According to the Denver Post, the town of Erie, Colorado, sent $1.01 million to malicious actors as a result of a BEC scam. The attack began back in mid-October when an unknown individual completed an electronic form on the town’s website. They used the form to request that SEMA Construction, Inc., a local construction company, begin receiving electronic payments instead of checks for its work on the Erie Parkway Bridge going forward.
A staff member subsequently accepted the form and updated the payment information without following the necessary guidelines for doing so. As a result, the town sent two electronic payments totaling $1.01 million to an account not authorized by SEMA. The perpetrators then used wire transfers to move that money outside of the country.
The staff person voluntarily resigned after the town had learned of the fraud. In the meantime, Erie officials used a transportation impact fund to pay SEMA via check while it awaits a pending insurance claim concerning the scam.

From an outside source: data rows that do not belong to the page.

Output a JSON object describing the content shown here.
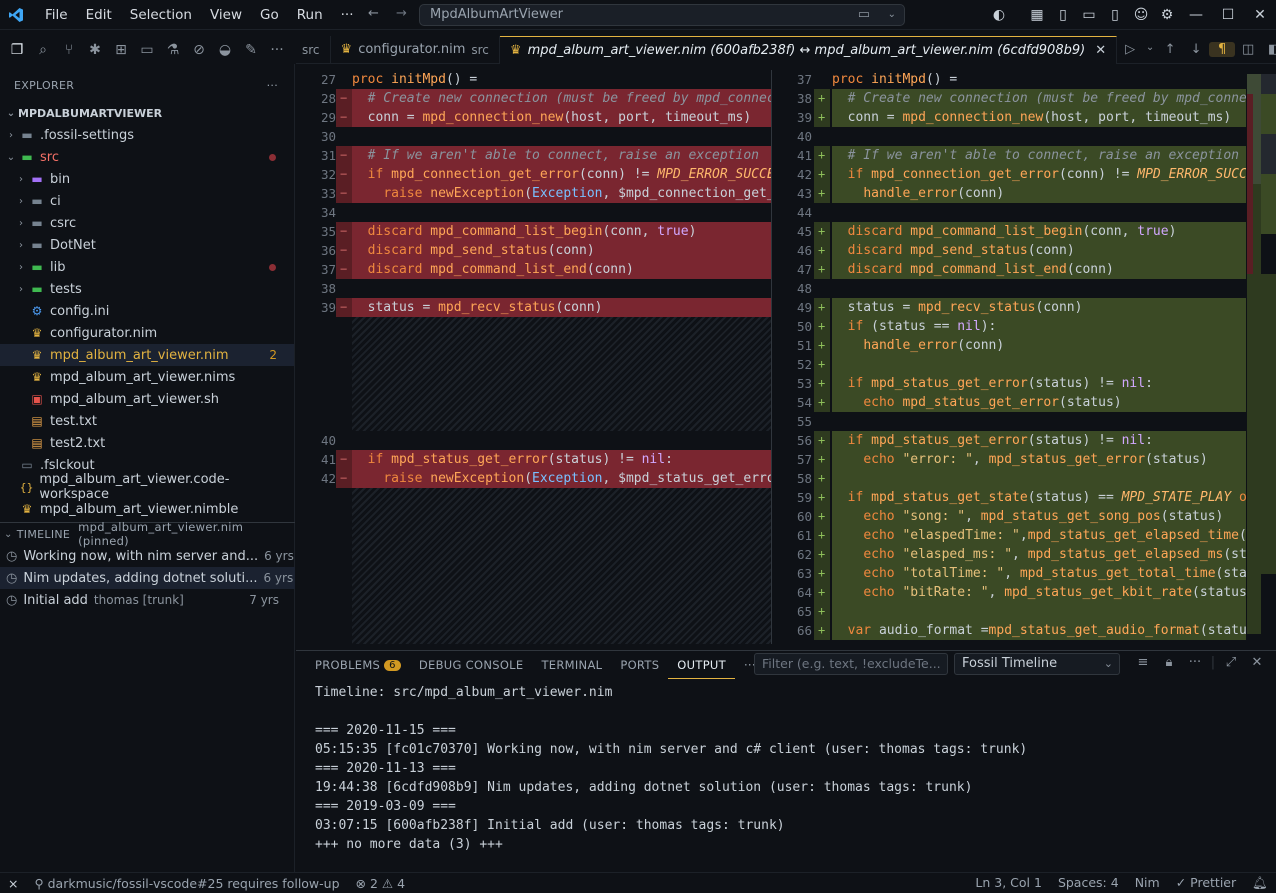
{
  "app": {
    "search_text": "MpdAlbumArtViewer"
  },
  "menu": [
    "File",
    "Edit",
    "Selection",
    "View",
    "Go",
    "Run",
    "···"
  ],
  "explorer": {
    "title": "EXPLORER",
    "root": "MPDALBUMARTVIEWER",
    "items": [
      {
        "label": ".fossil-settings",
        "kind": "folder",
        "depth": 1,
        "chev": "›"
      },
      {
        "label": "src",
        "kind": "folder-open",
        "depth": 1,
        "chev": "⌄",
        "dot": true
      },
      {
        "label": "bin",
        "kind": "folder",
        "depth": 2,
        "chev": "›"
      },
      {
        "label": "ci",
        "kind": "folder",
        "depth": 2,
        "chev": "›"
      },
      {
        "label": "csrc",
        "kind": "folder",
        "depth": 2,
        "chev": "›"
      },
      {
        "label": "DotNet",
        "kind": "folder",
        "depth": 2,
        "chev": "›"
      },
      {
        "label": "lib",
        "kind": "folder",
        "depth": 2,
        "chev": "›",
        "dot": true
      },
      {
        "label": "tests",
        "kind": "folder",
        "depth": 2,
        "chev": "›"
      },
      {
        "label": "config.ini",
        "kind": "gear",
        "depth": 2
      },
      {
        "label": "configurator.nim",
        "kind": "crown",
        "depth": 2
      },
      {
        "label": "mpd_album_art_viewer.nim",
        "kind": "crown",
        "depth": 2,
        "selected": true,
        "badge": "2"
      },
      {
        "label": "mpd_album_art_viewer.nims",
        "kind": "crown",
        "depth": 2
      },
      {
        "label": "mpd_album_art_viewer.sh",
        "kind": "shell",
        "depth": 2
      },
      {
        "label": "test.txt",
        "kind": "txt",
        "depth": 2
      },
      {
        "label": "test2.txt",
        "kind": "txt",
        "depth": 2
      },
      {
        "label": ".fslckout",
        "kind": "file",
        "depth": 1
      },
      {
        "label": "mpd_album_art_viewer.code-workspace",
        "kind": "json",
        "depth": 1
      },
      {
        "label": "mpd_album_art_viewer.nimble",
        "kind": "crown",
        "depth": 1
      }
    ]
  },
  "timeline": {
    "title": "TIMELINE",
    "subtitle": "mpd_album_art_viewer.nim (pinned)",
    "entries": [
      {
        "msg": "Working now, with nim server and...",
        "meta": "",
        "age": "6 yrs"
      },
      {
        "msg": "Nim updates, adding dotnet soluti...",
        "meta": "",
        "age": "6 yrs",
        "hover": true
      },
      {
        "msg": "Initial add",
        "meta": "thomas [trunk]",
        "age": "7 yrs"
      }
    ]
  },
  "tabs": [
    {
      "label": "src",
      "desc": "",
      "partial": true
    },
    {
      "label": "configurator.nim",
      "desc": "src"
    },
    {
      "label": "mpd_album_art_viewer.nim (600afb238f) ↔ mpd_album_art_viewer.nim (6cdfd908b9)",
      "active": true
    }
  ],
  "panel": {
    "tabs": [
      "PROBLEMS",
      "DEBUG CONSOLE",
      "TERMINAL",
      "PORTS",
      "OUTPUT"
    ],
    "problems_count": "6",
    "filter_placeholder": "Filter (e.g. text, !excludeTe...",
    "channel": "Fossil Timeline",
    "output": [
      "Timeline: src/mpd_album_art_viewer.nim",
      "",
      "=== 2020-11-15 ===",
      "05:15:35 [fc01c70370] Working now, with nim server and c# client (user: thomas tags: trunk)",
      "=== 2020-11-13 ===",
      "19:44:38 [6cdfd908b9] Nim updates, adding dotnet solution (user: thomas tags: trunk)",
      "=== 2019-03-09 ===",
      "03:07:15 [600afb238f] Initial add (user: thomas tags: trunk)",
      "+++ no more data (3) +++"
    ]
  },
  "status": {
    "branch": "darkmusic/fossil-vscode#25 requires follow-up",
    "errors": "2",
    "warnings": "4",
    "position": "Ln 3, Col 1",
    "spaces": "Spaces: 4",
    "language": "Nim",
    "formatter": "Prettier"
  }
}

Just the Latest Successful BEC Scam
This attack is among other successful BEC scams that occurred in recent months. Back in July 2019, the Griffin Police Department revealed that the city of Griffin, Georgia, had sent more than $800,000 to an account under attackers’ control. In October, Nikkei revealed that an employee had transferred $29 million to a malicious individual pretending to be a management executive at the stock market index. Just a week after that, Ocala.com revealed that BEC scammers had defrauded the Floridian city of Ocala out of nearly three-quarters of a million dollars.

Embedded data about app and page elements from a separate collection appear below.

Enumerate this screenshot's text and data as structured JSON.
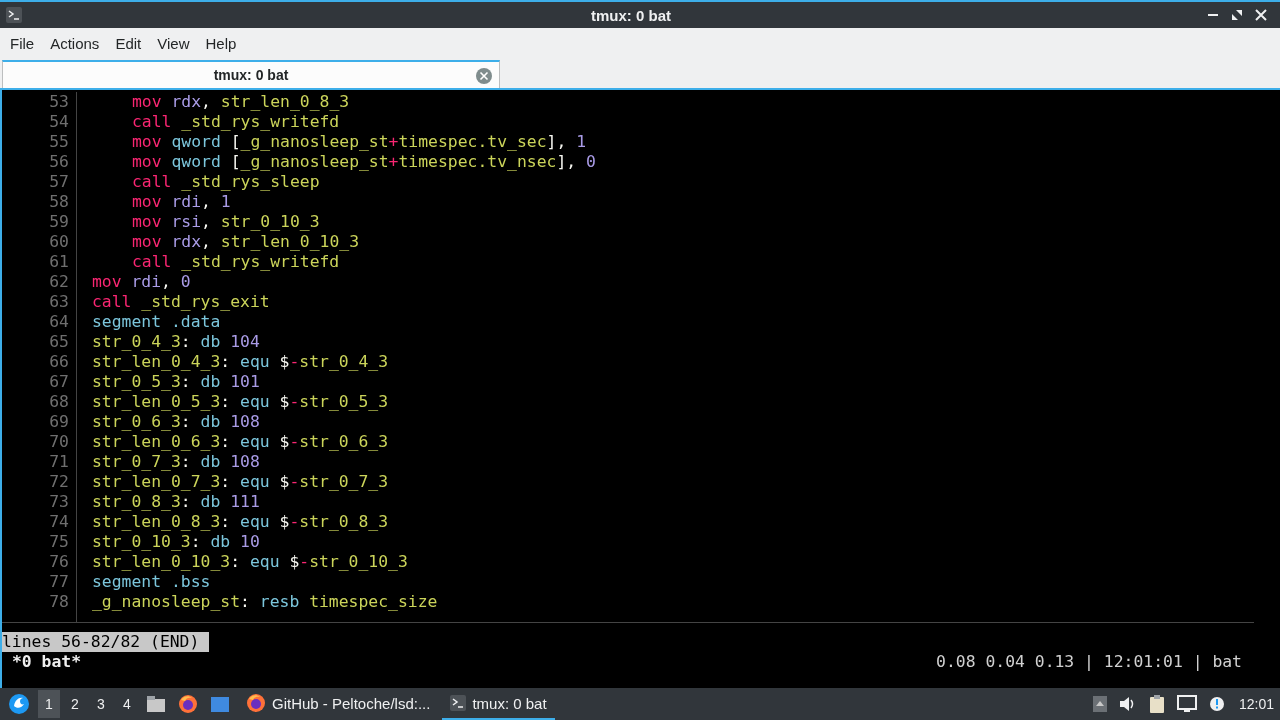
{
  "window": {
    "title": "tmux: 0 bat"
  },
  "menu": [
    "File",
    "Actions",
    "Edit",
    "View",
    "Help"
  ],
  "tabs": [
    {
      "label": "tmux: 0 bat",
      "selected": true
    }
  ],
  "code_lines": [
    {
      "number": "53",
      "indented": true,
      "tokens": [
        {
          "kind": "kw",
          "t": "mov "
        },
        {
          "kind": "reg",
          "t": "rdx"
        },
        {
          "kind": "p",
          "t": ", "
        },
        {
          "kind": "id",
          "t": "str_len_0_8_3"
        }
      ]
    },
    {
      "number": "54",
      "indented": true,
      "tokens": [
        {
          "kind": "kw",
          "t": "call "
        },
        {
          "kind": "id",
          "t": "_std_rys_writefd"
        }
      ]
    },
    {
      "number": "55",
      "indented": true,
      "tokens": [
        {
          "kind": "kw",
          "t": "mov "
        },
        {
          "kind": "dir",
          "t": "qword "
        },
        {
          "kind": "p",
          "t": "["
        },
        {
          "kind": "id",
          "t": "_g_nanosleep_st"
        },
        {
          "kind": "op",
          "t": "+"
        },
        {
          "kind": "id",
          "t": "timespec.tv_sec"
        },
        {
          "kind": "p",
          "t": "], "
        },
        {
          "kind": "num",
          "t": "1"
        }
      ]
    },
    {
      "number": "56",
      "indented": true,
      "tokens": [
        {
          "kind": "kw",
          "t": "mov "
        },
        {
          "kind": "dir",
          "t": "qword "
        },
        {
          "kind": "p",
          "t": "["
        },
        {
          "kind": "id",
          "t": "_g_nanosleep_st"
        },
        {
          "kind": "op",
          "t": "+"
        },
        {
          "kind": "id",
          "t": "timespec.tv_nsec"
        },
        {
          "kind": "p",
          "t": "], "
        },
        {
          "kind": "num",
          "t": "0"
        }
      ]
    },
    {
      "number": "57",
      "indented": true,
      "tokens": [
        {
          "kind": "kw",
          "t": "call "
        },
        {
          "kind": "id",
          "t": "_std_rys_sleep"
        }
      ]
    },
    {
      "number": "58",
      "indented": true,
      "tokens": [
        {
          "kind": "kw",
          "t": "mov "
        },
        {
          "kind": "reg",
          "t": "rdi"
        },
        {
          "kind": "p",
          "t": ", "
        },
        {
          "kind": "num",
          "t": "1"
        }
      ]
    },
    {
      "number": "59",
      "indented": true,
      "tokens": [
        {
          "kind": "kw",
          "t": "mov "
        },
        {
          "kind": "reg",
          "t": "rsi"
        },
        {
          "kind": "p",
          "t": ", "
        },
        {
          "kind": "id",
          "t": "str_0_10_3"
        }
      ]
    },
    {
      "number": "60",
      "indented": true,
      "tokens": [
        {
          "kind": "kw",
          "t": "mov "
        },
        {
          "kind": "reg",
          "t": "rdx"
        },
        {
          "kind": "p",
          "t": ", "
        },
        {
          "kind": "id",
          "t": "str_len_0_10_3"
        }
      ]
    },
    {
      "number": "61",
      "indented": true,
      "tokens": [
        {
          "kind": "kw",
          "t": "call "
        },
        {
          "kind": "id",
          "t": "_std_rys_writefd"
        }
      ]
    },
    {
      "number": "62",
      "indented": false,
      "tokens": [
        {
          "kind": "kw",
          "t": "mov "
        },
        {
          "kind": "reg",
          "t": "rdi"
        },
        {
          "kind": "p",
          "t": ", "
        },
        {
          "kind": "num",
          "t": "0"
        }
      ]
    },
    {
      "number": "63",
      "indented": false,
      "tokens": [
        {
          "kind": "kw",
          "t": "call "
        },
        {
          "kind": "id",
          "t": "_std_rys_exit"
        }
      ]
    },
    {
      "number": "64",
      "indented": false,
      "tokens": [
        {
          "kind": "dir",
          "t": "segment .data"
        }
      ]
    },
    {
      "number": "65",
      "indented": false,
      "tokens": [
        {
          "kind": "id",
          "t": "str_0_4_3"
        },
        {
          "kind": "p",
          "t": ": "
        },
        {
          "kind": "dir",
          "t": "db "
        },
        {
          "kind": "num",
          "t": "104"
        }
      ]
    },
    {
      "number": "66",
      "indented": false,
      "tokens": [
        {
          "kind": "id",
          "t": "str_len_0_4_3"
        },
        {
          "kind": "p",
          "t": ": "
        },
        {
          "kind": "dir",
          "t": "equ "
        },
        {
          "kind": "p",
          "t": "$"
        },
        {
          "kind": "op",
          "t": "-"
        },
        {
          "kind": "id",
          "t": "str_0_4_3"
        }
      ]
    },
    {
      "number": "67",
      "indented": false,
      "tokens": [
        {
          "kind": "id",
          "t": "str_0_5_3"
        },
        {
          "kind": "p",
          "t": ": "
        },
        {
          "kind": "dir",
          "t": "db "
        },
        {
          "kind": "num",
          "t": "101"
        }
      ]
    },
    {
      "number": "68",
      "indented": false,
      "tokens": [
        {
          "kind": "id",
          "t": "str_len_0_5_3"
        },
        {
          "kind": "p",
          "t": ": "
        },
        {
          "kind": "dir",
          "t": "equ "
        },
        {
          "kind": "p",
          "t": "$"
        },
        {
          "kind": "op",
          "t": "-"
        },
        {
          "kind": "id",
          "t": "str_0_5_3"
        }
      ]
    },
    {
      "number": "69",
      "indented": false,
      "tokens": [
        {
          "kind": "id",
          "t": "str_0_6_3"
        },
        {
          "kind": "p",
          "t": ": "
        },
        {
          "kind": "dir",
          "t": "db "
        },
        {
          "kind": "num",
          "t": "108"
        }
      ]
    },
    {
      "number": "70",
      "indented": false,
      "tokens": [
        {
          "kind": "id",
          "t": "str_len_0_6_3"
        },
        {
          "kind": "p",
          "t": ": "
        },
        {
          "kind": "dir",
          "t": "equ "
        },
        {
          "kind": "p",
          "t": "$"
        },
        {
          "kind": "op",
          "t": "-"
        },
        {
          "kind": "id",
          "t": "str_0_6_3"
        }
      ]
    },
    {
      "number": "71",
      "indented": false,
      "tokens": [
        {
          "kind": "id",
          "t": "str_0_7_3"
        },
        {
          "kind": "p",
          "t": ": "
        },
        {
          "kind": "dir",
          "t": "db "
        },
        {
          "kind": "num",
          "t": "108"
        }
      ]
    },
    {
      "number": "72",
      "indented": false,
      "tokens": [
        {
          "kind": "id",
          "t": "str_len_0_7_3"
        },
        {
          "kind": "p",
          "t": ": "
        },
        {
          "kind": "dir",
          "t": "equ "
        },
        {
          "kind": "p",
          "t": "$"
        },
        {
          "kind": "op",
          "t": "-"
        },
        {
          "kind": "id",
          "t": "str_0_7_3"
        }
      ]
    },
    {
      "number": "73",
      "indented": false,
      "tokens": [
        {
          "kind": "id",
          "t": "str_0_8_3"
        },
        {
          "kind": "p",
          "t": ": "
        },
        {
          "kind": "dir",
          "t": "db "
        },
        {
          "kind": "num",
          "t": "111"
        }
      ]
    },
    {
      "number": "74",
      "indented": false,
      "tokens": [
        {
          "kind": "id",
          "t": "str_len_0_8_3"
        },
        {
          "kind": "p",
          "t": ": "
        },
        {
          "kind": "dir",
          "t": "equ "
        },
        {
          "kind": "p",
          "t": "$"
        },
        {
          "kind": "op",
          "t": "-"
        },
        {
          "kind": "id",
          "t": "str_0_8_3"
        }
      ]
    },
    {
      "number": "75",
      "indented": false,
      "tokens": [
        {
          "kind": "id",
          "t": "str_0_10_3"
        },
        {
          "kind": "p",
          "t": ": "
        },
        {
          "kind": "dir",
          "t": "db "
        },
        {
          "kind": "num",
          "t": "10"
        }
      ]
    },
    {
      "number": "76",
      "indented": false,
      "tokens": [
        {
          "kind": "id",
          "t": "str_len_0_10_3"
        },
        {
          "kind": "p",
          "t": ": "
        },
        {
          "kind": "dir",
          "t": "equ "
        },
        {
          "kind": "p",
          "t": "$"
        },
        {
          "kind": "op",
          "t": "-"
        },
        {
          "kind": "id",
          "t": "str_0_10_3"
        }
      ]
    },
    {
      "number": "77",
      "indented": false,
      "tokens": [
        {
          "kind": "dir",
          "t": "segment .bss"
        }
      ]
    },
    {
      "number": "78",
      "indented": false,
      "tokens": [
        {
          "kind": "id",
          "t": "_g_nanosleep_st"
        },
        {
          "kind": "p",
          "t": ": "
        },
        {
          "kind": "dir",
          "t": "resb "
        },
        {
          "kind": "id",
          "t": "timespec_size"
        }
      ]
    }
  ],
  "pager_status": "lines 56-82/82 (END)",
  "tmux_status": {
    "window": "*0 bat*",
    "right": "0.08 0.04 0.13 | 12:01:01 | bat"
  },
  "taskbar": {
    "workspaces": [
      {
        "label": "1",
        "selected": true
      },
      {
        "label": "2",
        "selected": false
      },
      {
        "label": "3",
        "selected": false
      },
      {
        "label": "4",
        "selected": false
      }
    ],
    "tasks": [
      {
        "label": "GitHub - Peltoche/lsd:...",
        "kind": "browser",
        "selected": false
      },
      {
        "label": "tmux: 0 bat",
        "kind": "terminal",
        "selected": true
      }
    ],
    "clock": "12:01"
  }
}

How to Defend Against Business Email Compromise
Security professionals can help their organizations defend against BEC scams by crafting an incident response plan that identifies the policies and procedures that team members should follow in the event of a security incident. Doing so will help speed up the incident response process should the organization fall victim to a BEC attack. Infosec personnel should balance this plan with security awareness training that educates employees about social engineering techniques, including emails that are designed to trick employees into sending funds to an attacker-controlled bank account.
David Bisson is an infosec news junkie and security journalist. He works as Contributing Editor for Graham Cluley Security News and Associate Editor for Trip...